We already have a great crowd coming, and excellent presenters, but there is room for more participants (65 have signed up, and there are 35 more places until we reach capacity) and if anyone is interested in presenting, there are some more slots to cover elements of using ICT - (e.g. establishing real contact with pupils abroad, training to listen, read, use grammar accurately, translate and pronounce).
 
If no one else offers, we can definitely cover these elements from our existing team, but it's nice to involve as many people as possible and to let the presenters attend other sessions! As it is an ICT conference, it will not have non-ICT sessions, but we are very conscious of the need to provide something for everyone, whatever their competence / access, so don't worry! 
 
 Here's a link to register, and within the description, there is a link to a google form where you can suggest something you could present .. even if only for 5/10 minutes! If you are not familiar with Google forms and you just want to pass me your ideas directly feel free to do so! Don't be shy! Thanks!
 

Thursday, 18 February 2016

Paris Study Visit 2016

Preparing for a school visit takes a great deal of time, but when you witness the students' enjoyment, it can make it all worthwhile!

If you are planning for a visit to Paris with students, you may find the following documents helpful.
They are all on my Google Drive.  You can view and download them.  If you cannot access them, it will probably be because your school does not allow access to Google documents.  In this case, I recommend you access them from a home computer.

The Ashcombe School Paris Study Visit 2016: Itinerary with comments and advice

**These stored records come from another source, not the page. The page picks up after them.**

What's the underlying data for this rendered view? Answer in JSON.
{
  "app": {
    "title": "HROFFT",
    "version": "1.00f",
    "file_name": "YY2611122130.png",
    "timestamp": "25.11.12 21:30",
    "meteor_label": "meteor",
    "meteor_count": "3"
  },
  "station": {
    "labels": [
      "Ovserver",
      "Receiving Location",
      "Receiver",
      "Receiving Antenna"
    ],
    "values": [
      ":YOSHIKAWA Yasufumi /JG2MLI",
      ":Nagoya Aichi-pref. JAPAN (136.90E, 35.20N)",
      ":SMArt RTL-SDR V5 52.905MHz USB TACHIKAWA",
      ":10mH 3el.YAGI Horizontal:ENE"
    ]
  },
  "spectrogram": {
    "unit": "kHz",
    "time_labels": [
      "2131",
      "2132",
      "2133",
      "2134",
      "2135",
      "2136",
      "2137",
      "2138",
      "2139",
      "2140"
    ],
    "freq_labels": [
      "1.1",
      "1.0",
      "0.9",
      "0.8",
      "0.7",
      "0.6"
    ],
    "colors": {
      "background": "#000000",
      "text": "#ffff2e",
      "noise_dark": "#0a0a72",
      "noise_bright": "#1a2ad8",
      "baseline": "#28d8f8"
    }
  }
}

Y11 and 6th form trip master details - including:
  • Accommodation
  • BlogSpot
  • Costing
  • Health and Safety Information
  • Information evening
  • Letters to parents
  • Master data
  • Medical consent form
  • Phone Chain and key details
  • Recommended items to take
  • Risk assessment
  • Travel
  • Visits planned in advance
Paris Study Visit Booklet - a booklet issued to pupils in a format which means they could 'roll it up' and put in their rucksacks.  Includes the following:

  • Key info
  • Les règles
  • L'itinérairie provisoire
  • Les jeux
  • Le guide alphabétique




Sunday, 31 January 2016

Thoughts on the new GCSE 9-1 MFL

It was an honour to be invited to speak about the new GCSEs at the annual ISMLA conference which took place yesterday, Saturday 30th January 2016.

When invited many months ago, I fully expected to be in a position to be able to do a thorough objective comparison of four approved examination boards specifications.  However, only one has so far been approved.

I therefore concentrated on outlining the following three areas:
1) The  context for the change
2) The subject content, subject conditions and subject guidance as laid down by Ofqual and the DfE
3) The possible 'variables' which may influence school choice of exam board once approved.

I have made a pdf version of the presentation here which you can download and I am doing a 'webinar' where I will repeat the talk on Sunday 7th February 15:30 - 16:30.

Once all specifications have been approved I will update a very detailed grid which I have already produced and share it.

I hope this is useful.